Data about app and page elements
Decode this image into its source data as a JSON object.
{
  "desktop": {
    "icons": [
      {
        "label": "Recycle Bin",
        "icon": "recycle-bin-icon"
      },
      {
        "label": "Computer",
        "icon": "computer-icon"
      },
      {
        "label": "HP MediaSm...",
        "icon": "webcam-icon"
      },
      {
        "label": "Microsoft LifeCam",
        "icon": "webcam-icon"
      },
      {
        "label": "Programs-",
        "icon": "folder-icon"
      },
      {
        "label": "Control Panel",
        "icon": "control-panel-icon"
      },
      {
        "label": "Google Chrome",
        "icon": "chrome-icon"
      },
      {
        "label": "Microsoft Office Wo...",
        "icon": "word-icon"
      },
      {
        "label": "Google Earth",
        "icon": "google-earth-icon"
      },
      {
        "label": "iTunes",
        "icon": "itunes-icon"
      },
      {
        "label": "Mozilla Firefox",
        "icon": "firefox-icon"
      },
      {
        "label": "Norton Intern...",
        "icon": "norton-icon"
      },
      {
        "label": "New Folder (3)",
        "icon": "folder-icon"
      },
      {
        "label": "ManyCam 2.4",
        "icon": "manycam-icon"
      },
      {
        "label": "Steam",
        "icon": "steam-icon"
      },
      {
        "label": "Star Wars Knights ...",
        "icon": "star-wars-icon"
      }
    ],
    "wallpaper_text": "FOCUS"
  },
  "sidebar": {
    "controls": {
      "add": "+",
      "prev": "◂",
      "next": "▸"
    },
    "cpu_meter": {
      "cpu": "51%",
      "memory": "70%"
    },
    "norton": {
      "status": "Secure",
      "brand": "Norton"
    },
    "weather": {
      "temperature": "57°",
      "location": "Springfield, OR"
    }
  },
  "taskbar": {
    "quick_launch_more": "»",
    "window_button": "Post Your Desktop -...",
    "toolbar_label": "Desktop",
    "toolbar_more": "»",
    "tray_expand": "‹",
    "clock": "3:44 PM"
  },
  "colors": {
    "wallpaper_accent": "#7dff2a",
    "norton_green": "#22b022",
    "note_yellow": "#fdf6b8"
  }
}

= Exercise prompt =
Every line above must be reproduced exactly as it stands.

= Result for this task =
Decode this image into its source data as a JSON object.
{
  "desktop": {
    "icons": [
      {
        "label": "Recycle Bin",
        "icon": "recycle-bin-icon"
      },
      {
        "label": "Computer",
        "icon": "computer-icon"
      },
      {
        "label": "HP MediaSm...",
        "icon": "webcam-icon"
      },
      {
        "label": "Microsoft LifeCam",
        "icon": "webcam-icon"
      },
      {
        "label": "Programs-",
        "icon": "folder-icon"
      },
      {
        "label": "Control Panel",
        "icon": "control-panel-icon"
      },
      {
        "label": "Google Chrome",
        "icon": "chrome-icon"
      },
      {
        "label": "Microsoft Office Wo...",
        "icon": "word-icon"
      },
      {
        "label": "Google Earth",
        "icon": "google-earth-icon"
      },
      {
        "label": "iTunes",
        "icon": "itunes-icon"
      },
      {
        "label": "Mozilla Firefox",
        "icon": "firefox-icon"
      },
      {
        "label": "Norton Intern...",
        "icon": "norton-icon"
      },
      {
        "label": "New Folder (3)",
        "icon": "folder-icon"
      },
      {
        "label": "ManyCam 2.4",
        "icon": "manycam-icon"
      },
      {
        "label": "Steam",
        "icon": "steam-icon"
      },
      {
        "label": "Star Wars Knights ...",
        "icon": "star-wars-icon"
      }
    ],
    "wallpaper_text": "FOCUS"
  },
  "sidebar": {
    "controls": {
      "add": "+",
      "prev": "◂",
      "next": "▸"
    },
    "cpu_meter": {
      "cpu": "51%",
      "memory": "70%"
    },
    "norton": {
      "status": "Secure",
      "brand": "Norton"
    },
    "weather": {
      "temperature": "57°",
      "location": "Springfield, OR"
    }
  },
  "taskbar": {
    "quick_launch_more": "»",
    "window_button": "Post Your Desktop -...",
    "toolbar_label": "Desktop",
    "toolbar_more": "»",
    "tray_expand": "‹",
    "clock": "3:44 PM"
  },
  "colors": {
    "wallpaper_accent": "#7dff2a",
    "norton_green": "#22b022",
    "note_yellow": "#fdf6b8"
  }
}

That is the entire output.